Dataset rows describing interfaces:

● ● ● ●

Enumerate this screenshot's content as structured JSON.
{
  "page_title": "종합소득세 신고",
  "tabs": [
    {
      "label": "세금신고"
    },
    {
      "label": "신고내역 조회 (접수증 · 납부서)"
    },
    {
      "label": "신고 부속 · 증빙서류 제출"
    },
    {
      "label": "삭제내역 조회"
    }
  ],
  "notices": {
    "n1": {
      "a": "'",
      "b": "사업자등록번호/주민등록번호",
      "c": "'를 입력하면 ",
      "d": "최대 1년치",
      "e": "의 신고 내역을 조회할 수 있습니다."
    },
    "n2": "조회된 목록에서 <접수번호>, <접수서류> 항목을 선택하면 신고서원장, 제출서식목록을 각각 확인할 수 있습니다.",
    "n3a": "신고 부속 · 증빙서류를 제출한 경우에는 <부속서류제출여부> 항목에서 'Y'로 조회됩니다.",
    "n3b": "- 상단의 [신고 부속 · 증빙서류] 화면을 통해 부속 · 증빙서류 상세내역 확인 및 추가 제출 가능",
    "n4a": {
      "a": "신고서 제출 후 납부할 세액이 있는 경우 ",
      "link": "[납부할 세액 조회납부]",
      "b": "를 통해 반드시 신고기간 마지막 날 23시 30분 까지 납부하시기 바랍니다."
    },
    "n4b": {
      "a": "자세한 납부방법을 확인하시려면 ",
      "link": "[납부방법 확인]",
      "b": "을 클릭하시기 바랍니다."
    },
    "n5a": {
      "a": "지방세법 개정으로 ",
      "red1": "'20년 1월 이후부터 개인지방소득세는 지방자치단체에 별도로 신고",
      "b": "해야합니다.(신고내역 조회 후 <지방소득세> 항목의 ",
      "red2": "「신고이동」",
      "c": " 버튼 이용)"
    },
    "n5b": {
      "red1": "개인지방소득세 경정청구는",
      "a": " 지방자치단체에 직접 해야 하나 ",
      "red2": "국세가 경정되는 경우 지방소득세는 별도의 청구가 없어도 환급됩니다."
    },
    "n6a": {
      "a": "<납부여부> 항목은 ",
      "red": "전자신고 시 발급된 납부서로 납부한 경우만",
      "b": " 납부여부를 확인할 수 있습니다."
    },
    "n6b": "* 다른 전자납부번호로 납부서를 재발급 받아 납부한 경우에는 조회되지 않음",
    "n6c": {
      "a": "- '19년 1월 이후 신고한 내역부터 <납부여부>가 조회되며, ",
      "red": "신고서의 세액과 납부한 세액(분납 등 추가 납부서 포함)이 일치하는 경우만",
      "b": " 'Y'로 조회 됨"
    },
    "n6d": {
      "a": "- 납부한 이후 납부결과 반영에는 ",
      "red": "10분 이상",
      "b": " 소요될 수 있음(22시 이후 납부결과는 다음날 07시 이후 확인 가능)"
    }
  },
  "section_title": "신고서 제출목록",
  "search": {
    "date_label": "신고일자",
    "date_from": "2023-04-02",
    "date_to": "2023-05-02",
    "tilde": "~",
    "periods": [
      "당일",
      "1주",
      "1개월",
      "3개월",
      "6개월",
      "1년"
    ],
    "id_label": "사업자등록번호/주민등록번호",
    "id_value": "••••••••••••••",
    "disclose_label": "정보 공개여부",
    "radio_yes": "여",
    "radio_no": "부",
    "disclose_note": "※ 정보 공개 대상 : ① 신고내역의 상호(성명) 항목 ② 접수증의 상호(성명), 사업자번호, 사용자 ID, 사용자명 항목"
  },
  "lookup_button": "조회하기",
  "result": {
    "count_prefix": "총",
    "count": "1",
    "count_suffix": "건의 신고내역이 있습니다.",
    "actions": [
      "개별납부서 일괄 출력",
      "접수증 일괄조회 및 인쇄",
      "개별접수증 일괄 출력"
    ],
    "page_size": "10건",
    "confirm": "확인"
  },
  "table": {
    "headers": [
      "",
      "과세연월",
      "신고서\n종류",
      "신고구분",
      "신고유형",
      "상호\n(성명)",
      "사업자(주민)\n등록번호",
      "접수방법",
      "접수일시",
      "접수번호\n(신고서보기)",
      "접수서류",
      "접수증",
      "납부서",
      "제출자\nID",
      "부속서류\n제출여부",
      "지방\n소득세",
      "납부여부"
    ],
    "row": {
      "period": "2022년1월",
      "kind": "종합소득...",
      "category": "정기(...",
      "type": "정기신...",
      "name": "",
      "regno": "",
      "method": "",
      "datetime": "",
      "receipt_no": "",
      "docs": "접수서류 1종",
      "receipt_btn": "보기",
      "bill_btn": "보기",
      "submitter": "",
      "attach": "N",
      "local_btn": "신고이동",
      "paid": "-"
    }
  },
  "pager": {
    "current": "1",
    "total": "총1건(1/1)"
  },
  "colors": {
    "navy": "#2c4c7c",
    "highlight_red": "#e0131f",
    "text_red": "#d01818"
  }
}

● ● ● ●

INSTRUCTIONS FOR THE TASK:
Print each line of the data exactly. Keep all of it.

OUTPUT FOR THIS TASK:
Enumerate this screenshot's content as structured JSON.
{
  "page_title": "종합소득세 신고",
  "tabs": [
    {
      "label": "세금신고"
    },
    {
      "label": "신고내역 조회 (접수증 · 납부서)"
    },
    {
      "label": "신고 부속 · 증빙서류 제출"
    },
    {
      "label": "삭제내역 조회"
    }
  ],
  "notices": {
    "n1": {
      "a": "'",
      "b": "사업자등록번호/주민등록번호",
      "c": "'를 입력하면 ",
      "d": "최대 1년치",
      "e": "의 신고 내역을 조회할 수 있습니다."
    },
    "n2": "조회된 목록에서 <접수번호>, <접수서류> 항목을 선택하면 신고서원장, 제출서식목록을 각각 확인할 수 있습니다.",
    "n3a": "신고 부속 · 증빙서류를 제출한 경우에는 <부속서류제출여부> 항목에서 'Y'로 조회됩니다.",
    "n3b": "- 상단의 [신고 부속 · 증빙서류] 화면을 통해 부속 · 증빙서류 상세내역 확인 및 추가 제출 가능",
    "n4a": {
      "a": "신고서 제출 후 납부할 세액이 있는 경우 ",
      "link": "[납부할 세액 조회납부]",
      "b": "를 통해 반드시 신고기간 마지막 날 23시 30분 까지 납부하시기 바랍니다."
    },
    "n4b": {
      "a": "자세한 납부방법을 확인하시려면 ",
      "link": "[납부방법 확인]",
      "b": "을 클릭하시기 바랍니다."
    },
    "n5a": {
      "a": "지방세법 개정으로 ",
      "red1": "'20년 1월 이후부터 개인지방소득세는 지방자치단체에 별도로 신고",
      "b": "해야합니다.(신고내역 조회 후 <지방소득세> 항목의 ",
      "red2": "「신고이동」",
      "c": " 버튼 이용)"
    },
    "n5b": {
      "red1": "개인지방소득세 경정청구는",
      "a": " 지방자치단체에 직접 해야 하나 ",
      "red2": "국세가 경정되는 경우 지방소득세는 별도의 청구가 없어도 환급됩니다."
    },
    "n6a": {
      "a": "<납부여부> 항목은 ",
      "red": "전자신고 시 발급된 납부서로 납부한 경우만",
      "b": " 납부여부를 확인할 수 있습니다."
    },
    "n6b": "* 다른 전자납부번호로 납부서를 재발급 받아 납부한 경우에는 조회되지 않음",
    "n6c": {
      "a": "- '19년 1월 이후 신고한 내역부터 <납부여부>가 조회되며, ",
      "red": "신고서의 세액과 납부한 세액(분납 등 추가 납부서 포함)이 일치하는 경우만",
      "b": " 'Y'로 조회 됨"
    },
    "n6d": {
      "a": "- 납부한 이후 납부결과 반영에는 ",
      "red": "10분 이상",
      "b": " 소요될 수 있음(22시 이후 납부결과는 다음날 07시 이후 확인 가능)"
    }
  },
  "section_title": "신고서 제출목록",
  "search": {
    "date_label": "신고일자",
    "date_from": "2023-04-02",
    "date_to": "2023-05-02",
    "tilde": "~",
    "periods": [
      "당일",
      "1주",
      "1개월",
      "3개월",
      "6개월",
      "1년"
    ],
    "id_label": "사업자등록번호/주민등록번호",
    "id_value": "••••••••••••••",
    "disclose_label": "정보 공개여부",
    "radio_yes": "여",
    "radio_no": "부",
    "disclose_note": "※ 정보 공개 대상 : ① 신고내역의 상호(성명) 항목 ② 접수증의 상호(성명), 사업자번호, 사용자 ID, 사용자명 항목"
  },
  "lookup_button": "조회하기",
  "result": {
    "count_prefix": "총",
    "count": "1",
    "count_suffix": "건의 신고내역이 있습니다.",
    "actions": [
      "개별납부서 일괄 출력",
      "접수증 일괄조회 및 인쇄",
      "개별접수증 일괄 출력"
    ],
    "page_size": "10건",
    "confirm": "확인"
  },
  "table": {
    "headers": [
      "",
      "과세연월",
      "신고서\n종류",
      "신고구분",
      "신고유형",
      "상호\n(성명)",
      "사업자(주민)\n등록번호",
      "접수방법",
      "접수일시",
      "접수번호\n(신고서보기)",
      "접수서류",
      "접수증",
      "납부서",
      "제출자\nID",
      "부속서류\n제출여부",
      "지방\n소득세",
      "납부여부"
    ],
    "row": {
      "period": "2022년1월",
      "kind": "종합소득...",
      "category": "정기(...",
      "type": "정기신...",
      "name": "",
      "regno": "",
      "method": "",
      "datetime": "",
      "receipt_no": "",
      "docs": "접수서류 1종",
      "receipt_btn": "보기",
      "bill_btn": "보기",
      "submitter": "",
      "attach": "N",
      "local_btn": "신고이동",
      "paid": "-"
    }
  },
  "pager": {
    "current": "1",
    "total": "총1건(1/1)"
  },
  "colors": {
    "navy": "#2c4c7c",
    "highlight_red": "#e0131f",
    "text_red": "#d01818"
  }
}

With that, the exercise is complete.